NAACP President, Rev T. Anthony Spearman's passion and fierce personality were the foundation of his fight for justice.

You may recall his journey for justice, which played out in front of the executive mansion for weeks demanding Gov. Roy Cooper grant a full pardon to Dontae Sharpe.

Spearman's long legacy adds to the shock of his death for some, but experts say mental health can and does affect people in all walks of life.

"When you don't feel like you have an outlet or a resource to help you move through the difficult times. Often people can feel like there's no other way out, but just to try to leave removing themselves from the situation by doing something as drastic as committing suicide," explained Dr. Anthony Smith, a licensed psychologist at Alase Center for Enrichment in Durham.

Smith said mental health is still a subject considered taboo in the Black community but it's time for the Black community to start talking, especially men and the numbers show why. Between 2011 and 2020, the suicide rate among Black men was three times that of Black women.

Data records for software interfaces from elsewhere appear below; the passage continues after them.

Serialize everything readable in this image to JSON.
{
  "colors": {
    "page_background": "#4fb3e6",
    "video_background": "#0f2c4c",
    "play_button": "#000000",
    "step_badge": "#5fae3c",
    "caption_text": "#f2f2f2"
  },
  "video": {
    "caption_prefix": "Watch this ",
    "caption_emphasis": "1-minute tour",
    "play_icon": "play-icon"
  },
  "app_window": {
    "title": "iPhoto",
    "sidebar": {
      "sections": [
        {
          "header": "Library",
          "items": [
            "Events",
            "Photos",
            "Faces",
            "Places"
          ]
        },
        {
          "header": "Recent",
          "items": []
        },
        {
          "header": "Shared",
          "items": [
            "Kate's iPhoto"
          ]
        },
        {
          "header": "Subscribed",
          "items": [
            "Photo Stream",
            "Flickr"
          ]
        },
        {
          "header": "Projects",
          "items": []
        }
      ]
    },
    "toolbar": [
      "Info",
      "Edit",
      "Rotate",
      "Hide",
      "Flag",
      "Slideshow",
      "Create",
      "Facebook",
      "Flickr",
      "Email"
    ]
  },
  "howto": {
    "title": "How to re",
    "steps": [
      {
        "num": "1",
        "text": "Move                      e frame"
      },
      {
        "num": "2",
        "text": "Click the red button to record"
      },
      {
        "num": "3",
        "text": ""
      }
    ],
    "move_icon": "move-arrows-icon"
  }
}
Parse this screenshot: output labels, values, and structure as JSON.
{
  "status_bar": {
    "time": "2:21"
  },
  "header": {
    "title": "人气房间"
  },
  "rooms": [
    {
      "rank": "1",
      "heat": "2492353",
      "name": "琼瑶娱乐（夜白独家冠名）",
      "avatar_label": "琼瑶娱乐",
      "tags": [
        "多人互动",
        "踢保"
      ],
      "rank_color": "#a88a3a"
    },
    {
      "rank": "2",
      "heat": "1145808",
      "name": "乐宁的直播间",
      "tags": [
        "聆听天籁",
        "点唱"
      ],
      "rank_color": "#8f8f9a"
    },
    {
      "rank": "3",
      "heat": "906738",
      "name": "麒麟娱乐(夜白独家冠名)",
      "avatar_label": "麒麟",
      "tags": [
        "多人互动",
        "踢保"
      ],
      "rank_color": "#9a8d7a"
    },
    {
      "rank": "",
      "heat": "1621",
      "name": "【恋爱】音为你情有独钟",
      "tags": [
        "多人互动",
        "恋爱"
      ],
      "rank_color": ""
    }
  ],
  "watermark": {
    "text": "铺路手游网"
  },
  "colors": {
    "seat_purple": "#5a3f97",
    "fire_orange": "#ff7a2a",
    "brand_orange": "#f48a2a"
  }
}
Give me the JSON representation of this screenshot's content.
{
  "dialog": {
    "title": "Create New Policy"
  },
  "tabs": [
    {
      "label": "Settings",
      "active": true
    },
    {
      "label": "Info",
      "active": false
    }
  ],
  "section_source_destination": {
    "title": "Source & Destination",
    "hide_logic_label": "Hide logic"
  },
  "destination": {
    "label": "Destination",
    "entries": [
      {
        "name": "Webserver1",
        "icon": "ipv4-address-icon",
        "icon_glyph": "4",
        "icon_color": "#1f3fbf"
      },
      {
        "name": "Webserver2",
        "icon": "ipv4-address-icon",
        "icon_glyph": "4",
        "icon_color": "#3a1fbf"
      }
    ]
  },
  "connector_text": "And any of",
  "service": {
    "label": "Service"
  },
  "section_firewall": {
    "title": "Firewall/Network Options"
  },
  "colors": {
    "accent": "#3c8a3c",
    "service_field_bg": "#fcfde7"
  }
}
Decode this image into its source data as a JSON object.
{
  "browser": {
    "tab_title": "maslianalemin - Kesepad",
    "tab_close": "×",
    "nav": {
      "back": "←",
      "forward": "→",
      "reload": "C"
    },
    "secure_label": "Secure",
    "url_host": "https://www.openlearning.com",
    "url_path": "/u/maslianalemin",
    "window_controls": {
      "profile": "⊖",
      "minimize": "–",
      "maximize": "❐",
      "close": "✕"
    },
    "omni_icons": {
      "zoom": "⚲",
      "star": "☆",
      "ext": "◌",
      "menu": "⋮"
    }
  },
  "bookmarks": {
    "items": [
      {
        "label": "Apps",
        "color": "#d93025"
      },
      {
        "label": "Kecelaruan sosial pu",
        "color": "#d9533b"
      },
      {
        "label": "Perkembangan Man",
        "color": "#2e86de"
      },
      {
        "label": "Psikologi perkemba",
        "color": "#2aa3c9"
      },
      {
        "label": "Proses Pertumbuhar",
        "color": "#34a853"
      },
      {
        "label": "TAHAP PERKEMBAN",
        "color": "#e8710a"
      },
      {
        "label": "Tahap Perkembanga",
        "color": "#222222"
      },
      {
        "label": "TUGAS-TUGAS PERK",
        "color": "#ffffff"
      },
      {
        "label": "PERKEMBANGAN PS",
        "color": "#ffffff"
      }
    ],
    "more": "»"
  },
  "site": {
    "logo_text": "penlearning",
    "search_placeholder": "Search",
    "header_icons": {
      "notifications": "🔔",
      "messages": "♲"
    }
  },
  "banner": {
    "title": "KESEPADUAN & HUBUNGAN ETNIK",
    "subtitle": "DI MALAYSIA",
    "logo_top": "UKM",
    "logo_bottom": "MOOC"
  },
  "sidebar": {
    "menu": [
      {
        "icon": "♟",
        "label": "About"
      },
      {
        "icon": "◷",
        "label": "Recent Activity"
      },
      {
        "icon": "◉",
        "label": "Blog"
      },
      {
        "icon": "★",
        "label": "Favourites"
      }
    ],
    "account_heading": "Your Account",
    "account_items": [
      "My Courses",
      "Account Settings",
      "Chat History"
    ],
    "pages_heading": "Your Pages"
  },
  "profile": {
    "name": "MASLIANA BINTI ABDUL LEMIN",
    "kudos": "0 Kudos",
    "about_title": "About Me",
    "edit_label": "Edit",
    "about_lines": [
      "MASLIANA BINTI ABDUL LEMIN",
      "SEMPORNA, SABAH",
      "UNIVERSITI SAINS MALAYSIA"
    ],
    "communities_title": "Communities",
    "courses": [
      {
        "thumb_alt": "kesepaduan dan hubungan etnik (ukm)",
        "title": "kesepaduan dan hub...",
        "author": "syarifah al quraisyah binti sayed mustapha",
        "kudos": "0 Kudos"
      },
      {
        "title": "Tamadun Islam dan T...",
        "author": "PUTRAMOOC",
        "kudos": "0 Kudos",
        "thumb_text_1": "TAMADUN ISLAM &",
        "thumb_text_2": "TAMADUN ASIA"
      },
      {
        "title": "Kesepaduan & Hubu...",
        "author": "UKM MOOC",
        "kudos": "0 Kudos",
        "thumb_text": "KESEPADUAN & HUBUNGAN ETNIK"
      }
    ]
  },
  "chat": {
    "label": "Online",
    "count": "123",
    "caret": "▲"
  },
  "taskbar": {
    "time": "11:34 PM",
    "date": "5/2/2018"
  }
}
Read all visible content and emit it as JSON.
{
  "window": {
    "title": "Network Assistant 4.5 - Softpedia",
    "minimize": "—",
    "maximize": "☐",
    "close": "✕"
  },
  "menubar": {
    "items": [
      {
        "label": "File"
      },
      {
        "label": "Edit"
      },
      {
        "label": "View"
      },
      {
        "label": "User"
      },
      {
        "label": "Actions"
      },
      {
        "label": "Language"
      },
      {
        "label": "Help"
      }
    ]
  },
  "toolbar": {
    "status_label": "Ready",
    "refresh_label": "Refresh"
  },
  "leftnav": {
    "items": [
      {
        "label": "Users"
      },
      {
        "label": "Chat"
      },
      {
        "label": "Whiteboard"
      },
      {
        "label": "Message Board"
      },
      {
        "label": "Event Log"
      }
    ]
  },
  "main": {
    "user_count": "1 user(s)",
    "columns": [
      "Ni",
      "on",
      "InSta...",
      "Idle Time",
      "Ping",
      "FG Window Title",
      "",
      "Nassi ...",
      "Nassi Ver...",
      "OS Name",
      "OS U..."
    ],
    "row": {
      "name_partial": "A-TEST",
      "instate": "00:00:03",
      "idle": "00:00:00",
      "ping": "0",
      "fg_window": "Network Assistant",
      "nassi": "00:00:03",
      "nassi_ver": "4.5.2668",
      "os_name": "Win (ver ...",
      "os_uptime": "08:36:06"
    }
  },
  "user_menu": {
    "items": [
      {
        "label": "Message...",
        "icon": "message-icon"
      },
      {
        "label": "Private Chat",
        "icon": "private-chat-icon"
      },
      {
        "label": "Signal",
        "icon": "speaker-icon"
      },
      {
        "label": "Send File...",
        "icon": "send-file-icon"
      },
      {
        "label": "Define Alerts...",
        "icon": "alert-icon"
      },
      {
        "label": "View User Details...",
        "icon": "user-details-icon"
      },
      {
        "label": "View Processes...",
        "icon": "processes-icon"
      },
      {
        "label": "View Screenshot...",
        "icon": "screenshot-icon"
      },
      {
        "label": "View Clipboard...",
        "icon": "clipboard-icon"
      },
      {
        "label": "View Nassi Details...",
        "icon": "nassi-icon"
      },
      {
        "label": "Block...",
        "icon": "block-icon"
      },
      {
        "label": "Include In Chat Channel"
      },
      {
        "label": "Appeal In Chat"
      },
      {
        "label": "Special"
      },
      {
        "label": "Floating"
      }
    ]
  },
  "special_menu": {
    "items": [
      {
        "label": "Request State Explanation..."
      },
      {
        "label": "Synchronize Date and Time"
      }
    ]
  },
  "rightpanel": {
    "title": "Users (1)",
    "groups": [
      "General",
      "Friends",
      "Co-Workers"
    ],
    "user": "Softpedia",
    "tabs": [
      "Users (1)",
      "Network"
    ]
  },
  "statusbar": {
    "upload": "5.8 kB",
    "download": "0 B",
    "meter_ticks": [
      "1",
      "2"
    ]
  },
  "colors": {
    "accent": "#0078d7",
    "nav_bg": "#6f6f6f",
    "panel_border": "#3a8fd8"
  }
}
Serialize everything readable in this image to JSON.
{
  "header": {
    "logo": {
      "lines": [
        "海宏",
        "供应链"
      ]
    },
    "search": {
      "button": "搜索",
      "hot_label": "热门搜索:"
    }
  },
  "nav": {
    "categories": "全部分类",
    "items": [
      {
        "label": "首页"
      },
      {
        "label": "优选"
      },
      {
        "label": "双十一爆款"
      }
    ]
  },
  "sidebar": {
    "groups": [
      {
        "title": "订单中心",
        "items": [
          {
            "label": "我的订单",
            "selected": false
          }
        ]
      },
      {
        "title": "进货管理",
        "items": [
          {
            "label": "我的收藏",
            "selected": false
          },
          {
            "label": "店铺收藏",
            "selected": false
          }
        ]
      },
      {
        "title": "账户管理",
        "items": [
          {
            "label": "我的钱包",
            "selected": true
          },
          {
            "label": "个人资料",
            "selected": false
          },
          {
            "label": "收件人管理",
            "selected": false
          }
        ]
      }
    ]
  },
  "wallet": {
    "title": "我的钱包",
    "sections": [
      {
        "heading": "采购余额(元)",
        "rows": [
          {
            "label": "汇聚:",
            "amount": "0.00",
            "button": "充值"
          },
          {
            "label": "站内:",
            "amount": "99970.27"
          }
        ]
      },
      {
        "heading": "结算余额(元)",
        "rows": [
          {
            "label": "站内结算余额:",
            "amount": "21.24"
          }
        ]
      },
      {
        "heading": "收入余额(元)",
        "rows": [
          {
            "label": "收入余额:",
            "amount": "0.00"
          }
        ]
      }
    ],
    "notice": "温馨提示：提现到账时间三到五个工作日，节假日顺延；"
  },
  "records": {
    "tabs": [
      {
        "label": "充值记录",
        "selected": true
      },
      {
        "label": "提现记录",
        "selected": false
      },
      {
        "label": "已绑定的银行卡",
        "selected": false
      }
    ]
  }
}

The numbers paint an even more drastic picture for young Black males between the ages of 10 and 19 years old. During the same timeframe, the suicide rate for Black men between 10-19 years of age increased by 60%.

"We are taught as men to be tough, to suck it up, to never let them see you cry. Right? That's, those are the markers (of) being a strong man. And it really creates a false dichotomy in that's really not strength, because the pain, the stress, the frustration, the depression, you're just holding it in," Smith said.

Smith went on to say that there are several reasons--from social media to stigma--contributing to why we are seeing suicide rates increase in Black males.

"We're still coming out of COVID. We're still dealing with racial trauma in this country. We're still dealing with economic instability. There are a lot of things that are just regular living and life challenges that we all have as humans living on this planet. So, it's important to just be vigilant in our awareness of how people are, they're exhibiting signs of depression," he explained.

Smith also shared there's a lack of representation in the mental health space, which could prevent some Black males from getting care. According to the American Psychiatric Association, 2% of practicing psychiatrists and 4% of psychologists in the U.S. are Black.

"I get people coming in who are seeking out some someone specifically like me, but there aren't many of me to go around. And also, it's a cost factor as well. And so we really need to have more affordable outlets for people to be able to go in and talk to mental health practitioners, who can help them from a perspective of understanding where they are," said Smith.

If you are experiencing suicidal, substance use or other mental health crises please call or text the new three-digit code at 988. You will reach a trained crisis counselor for free, 24 hours a day, seven days a week. You can also go to